Album Review: InAeona’s Force Awakens
You’ve heard this before.
That’s not some dig about this music being obvious and derivative (it’s really not), it’s a literal fact: there’s a full-album stream banging around this site somewhere that gave you full access to Force Rise the Sun’s merits and mehs. If you dug into the music offered that day (or in subsequent days), then you know what you think about InAeona’s first full-length already. The only reason to continue reading is to find out what I think about InAeona’s first full-length, and that has got to be the silliest reason to do anything.
Seeing release on August 7th through the laser-sightedly consistent Prosthetic Records, Force Rise the Sun is an engaging and somewhat challenging listen. The Boston trio adorns a foundation of power chord rock anthems with electronic beats, keyboard accompaniment, hardcore gusto and Bridge Lavaizar’s sky-punching multi-dubbed alto sing-shouts, then dresses the whole thing in a coarse, jagged production that makes everything sound like you’re hearing this music from the far side of a raging bonfire.

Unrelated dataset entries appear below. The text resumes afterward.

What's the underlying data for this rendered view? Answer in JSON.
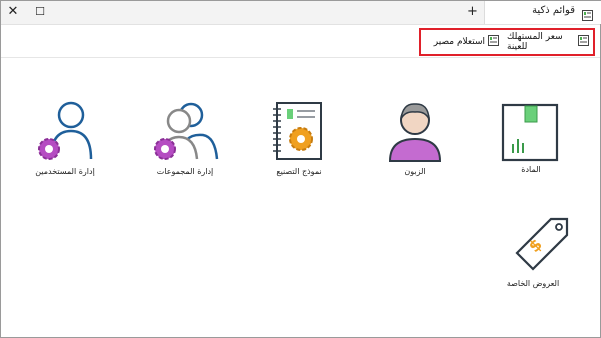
{
  "window": {
    "close_glyph": "✕",
    "maximize_glyph": "☐"
  },
  "tabs": [
    {
      "label": "قوائم ذكية"
    }
  ],
  "new_tab_glyph": "+",
  "toolbar": {
    "buttons": [
      {
        "label": "سعر المستهلك للعينة"
      },
      {
        "label": "استعلام مصير"
      }
    ]
  },
  "tiles": [
    {
      "label": "المادة"
    },
    {
      "label": "الزبون"
    },
    {
      "label": "نموذج التصنيع"
    },
    {
      "label": "إدارة المجموعات"
    },
    {
      "label": "إدارة المستخدمين"
    },
    {
      "label": "العروض الخاصة"
    }
  ],
  "colors": {
    "highlight": "#e0202a",
    "green": "#4caf50",
    "purple": "#b54cc2",
    "orange": "#f0a020",
    "blue": "#1f5f9a",
    "dark": "#2f3a45"
  }
}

I’m undecided on whether this sonic choice is a positive or not; it certainly girds the music with a dangerous edge, but it also seems to mute the dynamic possibilities of these songs and dampen the potential impact of certain vocal, guitar and rhythm performances. Also, the album’s vocal focus suggests that the lyrics play a crucial role in the songs’ meaning, but the mix makes it difficult to discern much of what Lavaizar is belting out. It makes me wish this could be released in double-album format, one disc mixed as is and the other for maximum contrast and clarity. I really don’t believe that one version would be objectively better than the other, but the two approaches would act like binocular vision, adding depth to the whole, much as the Remixes and Reinterpretations of Isis’s Oceanic highlighted exciting aspects of those songs but could never replace the original.
But we’ve veered wide of our original goal: What do I think of Force Rise the Sun? I’m glad you asked. Thank you for taking an interest.

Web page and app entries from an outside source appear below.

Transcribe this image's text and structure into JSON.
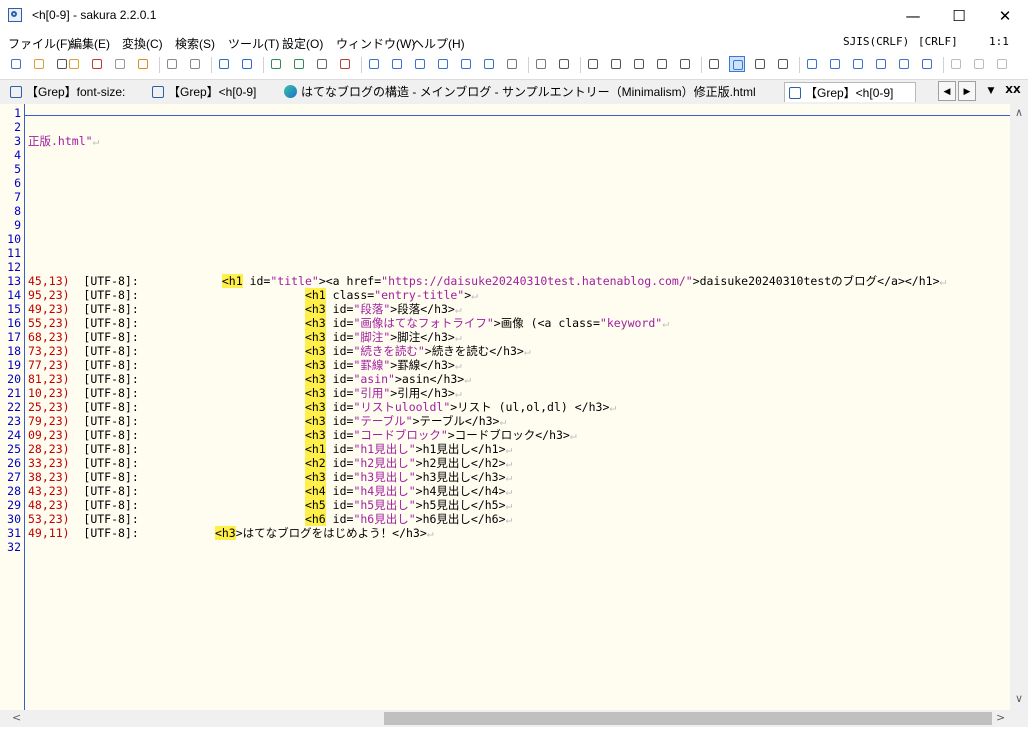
{
  "window": {
    "title": "<h[0-9] - sakura 2.2.0.1",
    "controls": {
      "minimize": "—",
      "maximize": "☐",
      "close": "✕"
    }
  },
  "menu": {
    "items": [
      "ファイル(F)",
      "編集(E)",
      "変換(C)",
      "検索(S)",
      "ツール(T)",
      "設定(O)",
      "ウィンドウ(W)",
      "ヘルプ(H)"
    ],
    "status": {
      "encoding": "SJIS(CRLF)",
      "eol": "[CRLF]",
      "position": "1:1"
    }
  },
  "toolbar": {
    "icons": [
      "new-file-icon",
      "open-folder-icon",
      "dropdown-arrow-icon",
      "open-recent-icon",
      "close-file-icon",
      "save-gray-icon",
      "save-icon",
      "undo-icon",
      "redo-icon",
      "move-prev-icon",
      "move-next-icon",
      "grep-icon",
      "grep-replace-icon",
      "copy-path-icon",
      "hand-icon",
      "find-icon",
      "find-prev-icon",
      "find-next-icon",
      "find-all-icon",
      "find-replace-icon",
      "find-clear-icon",
      "jump-icon",
      "compare-icon",
      "print-preview-icon",
      "window-list-icon",
      "tile-h-icon",
      "tile-v-icon",
      "settings-icon",
      "outline-icon",
      "font-icon",
      "view-mode-icon",
      "keyboard-icon",
      "tab-mode-icon",
      "macro-19-icon",
      "macro-9-icon",
      "macro-11-icon",
      "macro-10-icon",
      "macro-12-icon",
      "macro-13-icon",
      "abc-icon",
      "c-icon",
      "misc-icon"
    ]
  },
  "tabs": [
    {
      "label": "【Grep】font-size:",
      "icon": "sakura"
    },
    {
      "label": "【Grep】<h[0-9]",
      "icon": "sakura"
    },
    {
      "label": "はてなブログの構造 - メインブログ - サンプルエントリー（Minimalism）修正版.html",
      "icon": "edge"
    },
    {
      "label": "【Grep】<h[0-9]",
      "icon": "sakura",
      "active": true
    }
  ],
  "tabnav": {
    "prev": "◀",
    "next": "▶",
    "list": "▼",
    "close": "XX"
  },
  "editor": {
    "lines": [
      {
        "n": "1",
        "segs": []
      },
      {
        "n": "2",
        "segs": []
      },
      {
        "n": "3",
        "segs": [
          {
            "t": "正版.html\"",
            "c": "str"
          },
          {
            "t": "↵",
            "c": "crlf"
          }
        ]
      },
      {
        "n": "4",
        "segs": []
      },
      {
        "n": "5",
        "segs": []
      },
      {
        "n": "6",
        "segs": []
      },
      {
        "n": "7",
        "segs": []
      },
      {
        "n": "8",
        "segs": []
      },
      {
        "n": "9",
        "segs": []
      },
      {
        "n": "10",
        "segs": []
      },
      {
        "n": "11",
        "segs": []
      },
      {
        "n": "12",
        "segs": []
      },
      {
        "n": "13",
        "segs": [
          {
            "t": "45,13)",
            "c": "pos"
          },
          {
            "t": "  [UTF-8]:            ",
            "c": "attr"
          },
          {
            "t": "<h1",
            "c": "kw"
          },
          {
            "t": " id=",
            "c": "attr"
          },
          {
            "t": "\"title\"",
            "c": "str"
          },
          {
            "t": "><a href=",
            "c": "attr"
          },
          {
            "t": "\"https://daisuke20240310test.hatenablog.com/\"",
            "c": "str"
          },
          {
            "t": ">daisuke20240310testのブログ</a></h1>",
            "c": "attr"
          },
          {
            "t": "↵",
            "c": "crlf"
          }
        ]
      },
      {
        "n": "14",
        "segs": [
          {
            "t": "95,23)",
            "c": "pos"
          },
          {
            "t": "  [UTF-8]:                        ",
            "c": "attr"
          },
          {
            "t": "<h1",
            "c": "kw"
          },
          {
            "t": " class=",
            "c": "attr"
          },
          {
            "t": "\"entry-title\"",
            "c": "str"
          },
          {
            "t": ">",
            "c": "attr"
          },
          {
            "t": "↵",
            "c": "crlf"
          }
        ]
      },
      {
        "n": "15",
        "segs": [
          {
            "t": "49,23)",
            "c": "pos"
          },
          {
            "t": "  [UTF-8]:                        ",
            "c": "attr"
          },
          {
            "t": "<h3",
            "c": "kw"
          },
          {
            "t": " id=",
            "c": "attr"
          },
          {
            "t": "\"段落\"",
            "c": "str"
          },
          {
            "t": ">段落</h3>",
            "c": "attr"
          },
          {
            "t": "↵",
            "c": "crlf"
          }
        ]
      },
      {
        "n": "16",
        "segs": [
          {
            "t": "55,23)",
            "c": "pos"
          },
          {
            "t": "  [UTF-8]:                        ",
            "c": "attr"
          },
          {
            "t": "<h3",
            "c": "kw"
          },
          {
            "t": " id=",
            "c": "attr"
          },
          {
            "t": "\"画像はてなフォトライフ\"",
            "c": "str"
          },
          {
            "t": ">画像 (<a class=",
            "c": "attr"
          },
          {
            "t": "\"keyword\"",
            "c": "str"
          },
          {
            "t": "↵",
            "c": "crlf"
          }
        ]
      },
      {
        "n": "17",
        "segs": [
          {
            "t": "68,23)",
            "c": "pos"
          },
          {
            "t": "  [UTF-8]:                        ",
            "c": "attr"
          },
          {
            "t": "<h3",
            "c": "kw"
          },
          {
            "t": " id=",
            "c": "attr"
          },
          {
            "t": "\"脚注\"",
            "c": "str"
          },
          {
            "t": ">脚注</h3>",
            "c": "attr"
          },
          {
            "t": "↵",
            "c": "crlf"
          }
        ]
      },
      {
        "n": "18",
        "segs": [
          {
            "t": "73,23)",
            "c": "pos"
          },
          {
            "t": "  [UTF-8]:                        ",
            "c": "attr"
          },
          {
            "t": "<h3",
            "c": "kw"
          },
          {
            "t": " id=",
            "c": "attr"
          },
          {
            "t": "\"続きを読む\"",
            "c": "str"
          },
          {
            "t": ">続きを読む</h3>",
            "c": "attr"
          },
          {
            "t": "↵",
            "c": "crlf"
          }
        ]
      },
      {
        "n": "19",
        "segs": [
          {
            "t": "77,23)",
            "c": "pos"
          },
          {
            "t": "  [UTF-8]:                        ",
            "c": "attr"
          },
          {
            "t": "<h3",
            "c": "kw"
          },
          {
            "t": " id=",
            "c": "attr"
          },
          {
            "t": "\"罫線\"",
            "c": "str"
          },
          {
            "t": ">罫線</h3>",
            "c": "attr"
          },
          {
            "t": "↵",
            "c": "crlf"
          }
        ]
      },
      {
        "n": "20",
        "segs": [
          {
            "t": "81,23)",
            "c": "pos"
          },
          {
            "t": "  [UTF-8]:                        ",
            "c": "attr"
          },
          {
            "t": "<h3",
            "c": "kw"
          },
          {
            "t": " id=",
            "c": "attr"
          },
          {
            "t": "\"asin\"",
            "c": "str"
          },
          {
            "t": ">asin</h3>",
            "c": "attr"
          },
          {
            "t": "↵",
            "c": "crlf"
          }
        ]
      },
      {
        "n": "21",
        "segs": [
          {
            "t": "10,23)",
            "c": "pos"
          },
          {
            "t": "  [UTF-8]:                        ",
            "c": "attr"
          },
          {
            "t": "<h3",
            "c": "kw"
          },
          {
            "t": " id=",
            "c": "attr"
          },
          {
            "t": "\"引用\"",
            "c": "str"
          },
          {
            "t": ">引用</h3>",
            "c": "attr"
          },
          {
            "t": "↵",
            "c": "crlf"
          }
        ]
      },
      {
        "n": "22",
        "segs": [
          {
            "t": "25,23)",
            "c": "pos"
          },
          {
            "t": "  [UTF-8]:                        ",
            "c": "attr"
          },
          {
            "t": "<h3",
            "c": "kw"
          },
          {
            "t": " id=",
            "c": "attr"
          },
          {
            "t": "\"リストulooldl\"",
            "c": "str"
          },
          {
            "t": ">リスト (ul,ol,dl) </h3>",
            "c": "attr"
          },
          {
            "t": "↵",
            "c": "crlf"
          }
        ]
      },
      {
        "n": "23",
        "segs": [
          {
            "t": "79,23)",
            "c": "pos"
          },
          {
            "t": "  [UTF-8]:                        ",
            "c": "attr"
          },
          {
            "t": "<h3",
            "c": "kw"
          },
          {
            "t": " id=",
            "c": "attr"
          },
          {
            "t": "\"テーブル\"",
            "c": "str"
          },
          {
            "t": ">テーブル</h3>",
            "c": "attr"
          },
          {
            "t": "↵",
            "c": "crlf"
          }
        ]
      },
      {
        "n": "24",
        "segs": [
          {
            "t": "09,23)",
            "c": "pos"
          },
          {
            "t": "  [UTF-8]:                        ",
            "c": "attr"
          },
          {
            "t": "<h3",
            "c": "kw"
          },
          {
            "t": " id=",
            "c": "attr"
          },
          {
            "t": "\"コードブロック\"",
            "c": "str"
          },
          {
            "t": ">コードブロック</h3>",
            "c": "attr"
          },
          {
            "t": "↵",
            "c": "crlf"
          }
        ]
      },
      {
        "n": "25",
        "segs": [
          {
            "t": "28,23)",
            "c": "pos"
          },
          {
            "t": "  [UTF-8]:                        ",
            "c": "attr"
          },
          {
            "t": "<h1",
            "c": "kw"
          },
          {
            "t": " id=",
            "c": "attr"
          },
          {
            "t": "\"h1見出し\"",
            "c": "str"
          },
          {
            "t": ">h1見出し</h1>",
            "c": "attr"
          },
          {
            "t": "↵",
            "c": "crlf"
          }
        ]
      },
      {
        "n": "26",
        "segs": [
          {
            "t": "33,23)",
            "c": "pos"
          },
          {
            "t": "  [UTF-8]:                        ",
            "c": "attr"
          },
          {
            "t": "<h2",
            "c": "kw"
          },
          {
            "t": " id=",
            "c": "attr"
          },
          {
            "t": "\"h2見出し\"",
            "c": "str"
          },
          {
            "t": ">h2見出し</h2>",
            "c": "attr"
          },
          {
            "t": "↵",
            "c": "crlf"
          }
        ]
      },
      {
        "n": "27",
        "segs": [
          {
            "t": "38,23)",
            "c": "pos"
          },
          {
            "t": "  [UTF-8]:                        ",
            "c": "attr"
          },
          {
            "t": "<h3",
            "c": "kw"
          },
          {
            "t": " id=",
            "c": "attr"
          },
          {
            "t": "\"h3見出し\"",
            "c": "str"
          },
          {
            "t": ">h3見出し</h3>",
            "c": "attr"
          },
          {
            "t": "↵",
            "c": "crlf"
          }
        ]
      },
      {
        "n": "28",
        "segs": [
          {
            "t": "43,23)",
            "c": "pos"
          },
          {
            "t": "  [UTF-8]:                        ",
            "c": "attr"
          },
          {
            "t": "<h4",
            "c": "kw"
          },
          {
            "t": " id=",
            "c": "attr"
          },
          {
            "t": "\"h4見出し\"",
            "c": "str"
          },
          {
            "t": ">h4見出し</h4>",
            "c": "attr"
          },
          {
            "t": "↵",
            "c": "crlf"
          }
        ]
      },
      {
        "n": "29",
        "segs": [
          {
            "t": "48,23)",
            "c": "pos"
          },
          {
            "t": "  [UTF-8]:                        ",
            "c": "attr"
          },
          {
            "t": "<h5",
            "c": "kw"
          },
          {
            "t": " id=",
            "c": "attr"
          },
          {
            "t": "\"h5見出し\"",
            "c": "str"
          },
          {
            "t": ">h5見出し</h5>",
            "c": "attr"
          },
          {
            "t": "↵",
            "c": "crlf"
          }
        ]
      },
      {
        "n": "30",
        "segs": [
          {
            "t": "53,23)",
            "c": "pos"
          },
          {
            "t": "  [UTF-8]:                        ",
            "c": "attr"
          },
          {
            "t": "<h6",
            "c": "kw"
          },
          {
            "t": " id=",
            "c": "attr"
          },
          {
            "t": "\"h6見出し\"",
            "c": "str"
          },
          {
            "t": ">h6見出し</h6>",
            "c": "attr"
          },
          {
            "t": "↵",
            "c": "crlf"
          }
        ]
      },
      {
        "n": "31",
        "segs": [
          {
            "t": "49,11)",
            "c": "pos"
          },
          {
            "t": "  [UTF-8]:           ",
            "c": "attr"
          },
          {
            "t": "<h3",
            "c": "kw"
          },
          {
            "t": ">はてなブログをはじめよう！</h3>",
            "c": "attr"
          },
          {
            "t": "↵",
            "c": "crlf"
          }
        ]
      },
      {
        "n": "32",
        "segs": []
      }
    ]
  },
  "scrollbar": {
    "up": "∧",
    "down": "∨",
    "left": "<",
    "right": ">"
  }
}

I think it’s a fucking cool record that doesn’t sound like anything else you’ve been Spotifying or iTunesing or Pandoraing recently. “Bright Black” immediately justifies the comparisons to pals Junius with monstrous melodies atop overwhelming waves of glistening metal chords. “Leader” deals in pounding rapped verses and landscape-leveling choruses (though, admittedly, that latter description goes for just about every song here). “Sun Moon” threads in some mesmerizing quiet moments, as does “Soldier” with it’s echoey introductory and middle sections. “Empty Now” churns and charms like one of Billy Howerdel’s Ashes Divide tunes. My choice for mindblowingest track, by a significant margin, is “Skywatcher” – coming off the dark palate cleanser “A Ways Away” and crawling into being like any great album closer should, the song wends through chilly one-note solitude and hauntingly faded instrumental accents before imploding to white-dwarf density and dissolving into cosmic dust.
Not all the melodies work as well, maybe, as InAeona hoped, and occasionally the doubling (trebling?) of Lavaizar’s voice curdles, becomes strident or sounds too forced in places where allowing a more natural one-throat sound might have sufficed – she’s an undeniable powerhouse, and the band might want to embrace that strength rather than fuck with it. That’s just my opinion, but of course, that’s what we came looking for today, isn’t it?

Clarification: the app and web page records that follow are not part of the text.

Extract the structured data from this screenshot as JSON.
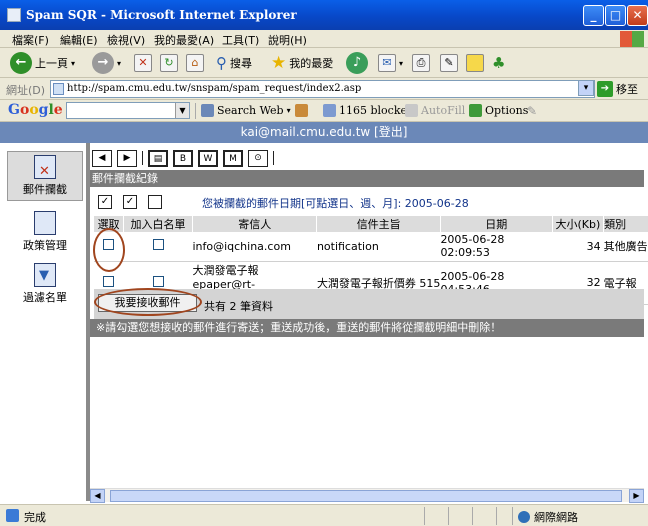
{
  "window": {
    "title": "Spam SQR - Microsoft Internet Explorer"
  },
  "menu": [
    "檔案(F)",
    "編輯(E)",
    "檢視(V)",
    "我的最愛(A)",
    "工具(T)",
    "說明(H)"
  ],
  "toolbar": {
    "back": "上一頁",
    "search": "搜尋",
    "favorites": "我的最愛"
  },
  "address": {
    "label": "網址(D)",
    "url": "http://spam.cmu.edu.tw/snspam/spam_request/index2.asp",
    "go": "移至"
  },
  "googlebar": {
    "logo": "Google",
    "search_web": "Search Web",
    "blocked": "1165 blocked",
    "autofill": "AutoFill",
    "options": "Options"
  },
  "user": {
    "line": "kai@mail.cmu.edu.tw [登出]"
  },
  "sidebar": {
    "items": [
      {
        "label": "郵件攔截"
      },
      {
        "label": "政策管理"
      },
      {
        "label": "過濾名單"
      }
    ]
  },
  "section": {
    "title": "郵件攔截紀錄"
  },
  "date_line": {
    "text": "您被攔截的郵件日期[可點選日、週、月]: ",
    "date": "2005-06-28"
  },
  "table": {
    "headers": [
      "選取",
      "加入白名單",
      "寄信人",
      "信件主旨",
      "日期",
      "大小(Kb)",
      "類別"
    ],
    "rows": [
      {
        "sender_name": "",
        "sender": "info@iqchina.com",
        "subject": "notification",
        "date": "2005-06-28 02:09:53",
        "size": "34",
        "category": "其他廣告"
      },
      {
        "sender_name": "大潤發電子報",
        "sender": "epaper@rt-mart.com.tw",
        "subject": "大潤發電子報折價券 515",
        "date": "2005-06-28 04:53:46",
        "size": "32",
        "category": "電子報"
      }
    ]
  },
  "footer": {
    "receive_button": "我要接收郵件",
    "count": "共有 2 筆資料"
  },
  "note": "※請勾選您想接收的郵件進行寄送；重送成功後，重送的郵件將從攔截明細中刪除！",
  "status": {
    "left": "完成",
    "zone": "網際網路"
  }
}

Like the man said, InAeona’s Force Rise the Sun is out now on Prosthetic. Get it here.